## ACTIVITY
Please repeat each line below exactly, with no images in the copy.

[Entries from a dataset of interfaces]
━━━━━━━━━━━━━━━━

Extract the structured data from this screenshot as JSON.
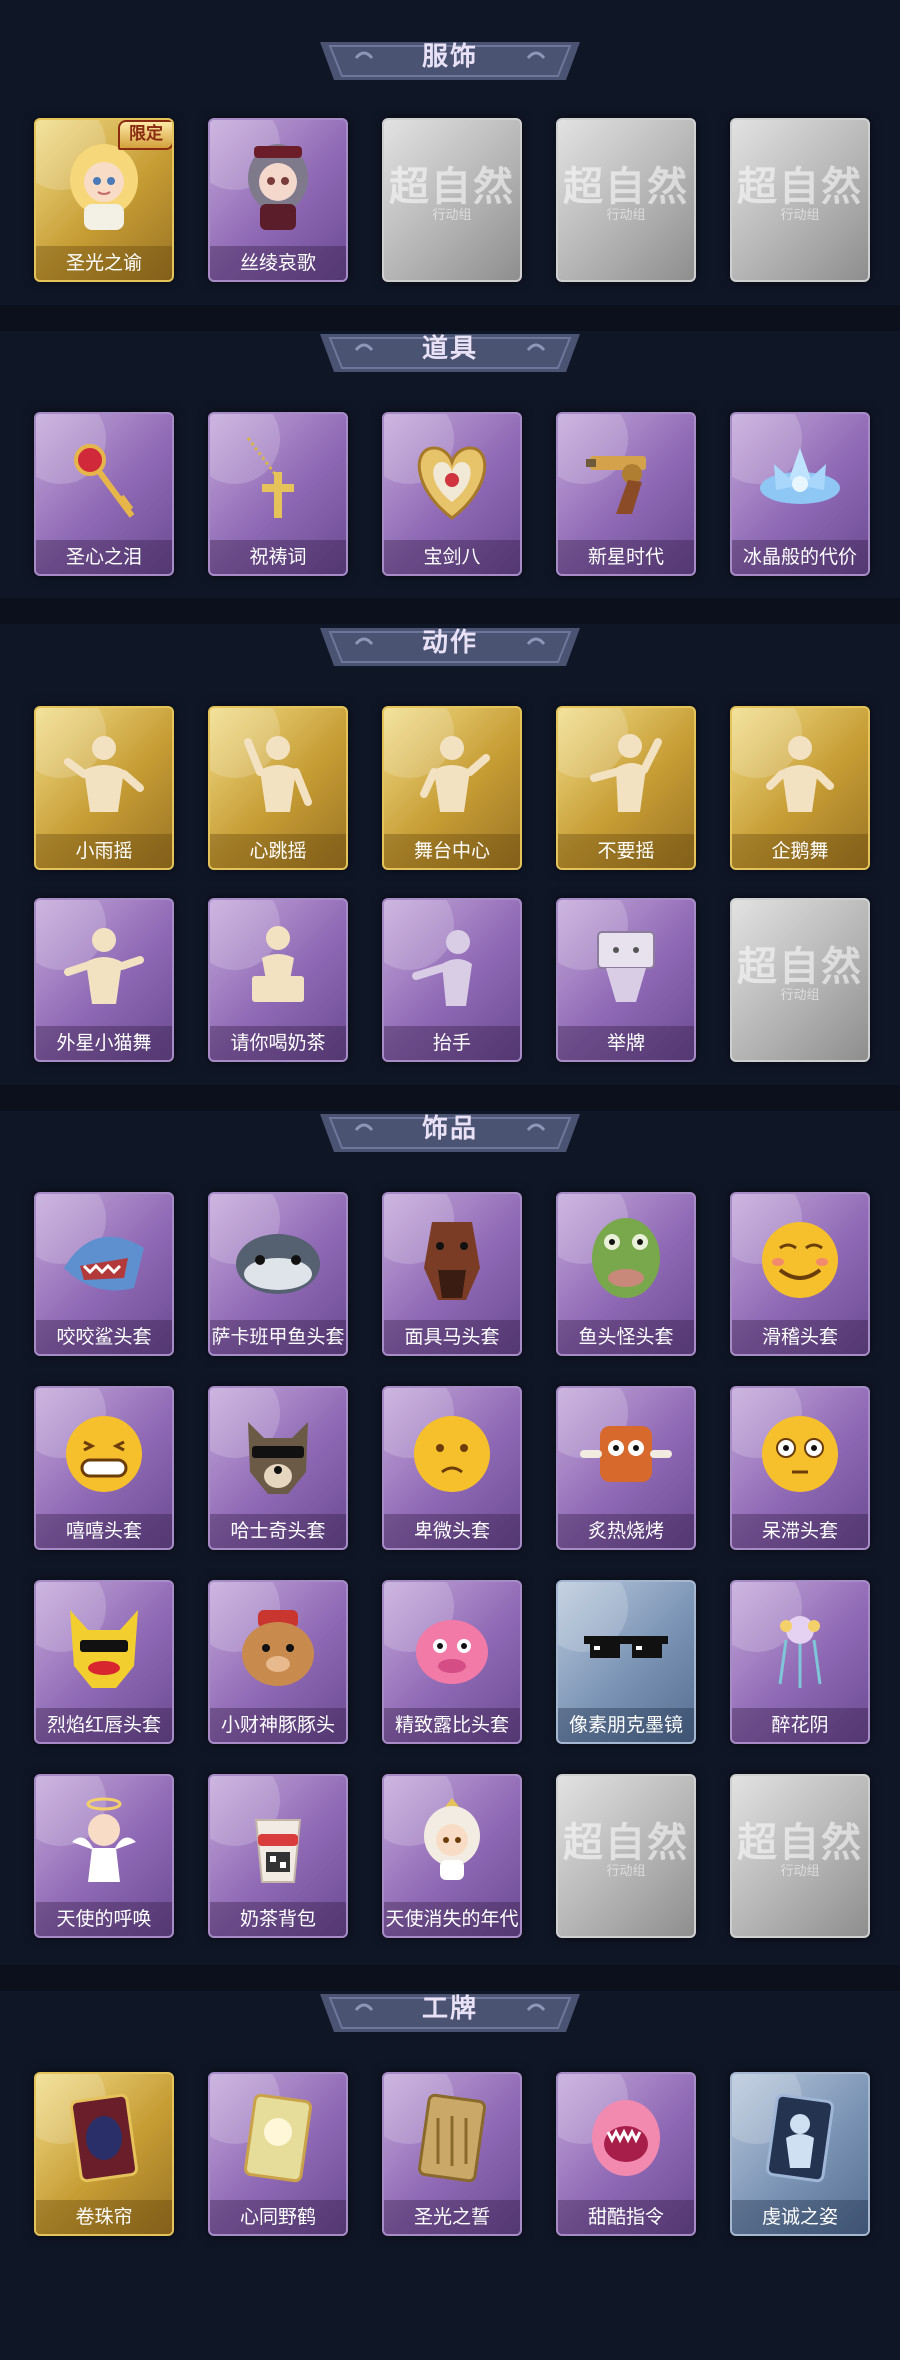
{
  "sections": [
    {
      "title": "服饰"
    },
    {
      "title": "道具"
    },
    {
      "title": "动作"
    },
    {
      "title": "饰品"
    },
    {
      "title": "工牌"
    }
  ],
  "placeholder": {
    "logo": "超自然",
    "sub": "行动组"
  },
  "badge": {
    "limited": "限定"
  },
  "costume": [
    "圣光之谕",
    "丝绫哀歌"
  ],
  "props": [
    "圣心之泪",
    "祝祷词",
    "宝剑八",
    "新星时代",
    "冰晶般的代价"
  ],
  "actions_row1": [
    "小雨摇",
    "心跳摇",
    "舞台中心",
    "不要摇",
    "企鹅舞"
  ],
  "actions_row2": [
    "外星小猫舞",
    "请你喝奶茶",
    "抬手",
    "举牌"
  ],
  "accessories_row1": [
    "咬咬鲨头套",
    "萨卡班甲鱼头套",
    "面具马头套",
    "鱼头怪头套",
    "滑稽头套"
  ],
  "accessories_row2": [
    "嘻嘻头套",
    "哈士奇头套",
    "卑微头套",
    "炙热烧烤",
    "呆滞头套"
  ],
  "accessories_row3": [
    "烈焰红唇头套",
    "小财神豚豚头",
    "精致露比头套",
    "像素朋克墨镜",
    "醉花阴"
  ],
  "accessories_row4": [
    "天使的呼唤",
    "奶茶背包",
    "天使消失的年代"
  ],
  "badges": [
    "卷珠帘",
    "心同野鹤",
    "圣光之誓",
    "甜酷指令",
    "虔诚之姿"
  ],
  "colors": {
    "background": "#0f1626",
    "banner": "#4b5373",
    "purple": "#8e68b4",
    "gold": "#c69c34",
    "silver": "#b5b5b5",
    "blue": "#7a93b4"
  }
}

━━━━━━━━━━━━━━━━

## ANSWER SECTION
Extract the structured data from this screenshot as JSON.
{
  "sections": [
    {
      "title": "服饰"
    },
    {
      "title": "道具"
    },
    {
      "title": "动作"
    },
    {
      "title": "饰品"
    },
    {
      "title": "工牌"
    }
  ],
  "placeholder": {
    "logo": "超自然",
    "sub": "行动组"
  },
  "badge": {
    "limited": "限定"
  },
  "costume": [
    "圣光之谕",
    "丝绫哀歌"
  ],
  "props": [
    "圣心之泪",
    "祝祷词",
    "宝剑八",
    "新星时代",
    "冰晶般的代价"
  ],
  "actions_row1": [
    "小雨摇",
    "心跳摇",
    "舞台中心",
    "不要摇",
    "企鹅舞"
  ],
  "actions_row2": [
    "外星小猫舞",
    "请你喝奶茶",
    "抬手",
    "举牌"
  ],
  "accessories_row1": [
    "咬咬鲨头套",
    "萨卡班甲鱼头套",
    "面具马头套",
    "鱼头怪头套",
    "滑稽头套"
  ],
  "accessories_row2": [
    "嘻嘻头套",
    "哈士奇头套",
    "卑微头套",
    "炙热烧烤",
    "呆滞头套"
  ],
  "accessories_row3": [
    "烈焰红唇头套",
    "小财神豚豚头",
    "精致露比头套",
    "像素朋克墨镜",
    "醉花阴"
  ],
  "accessories_row4": [
    "天使的呼唤",
    "奶茶背包",
    "天使消失的年代"
  ],
  "badges": [
    "卷珠帘",
    "心同野鹤",
    "圣光之誓",
    "甜酷指令",
    "虔诚之姿"
  ],
  "colors": {
    "background": "#0f1626",
    "banner": "#4b5373",
    "purple": "#8e68b4",
    "gold": "#c69c34",
    "silver": "#b5b5b5",
    "blue": "#7a93b4"
  }
}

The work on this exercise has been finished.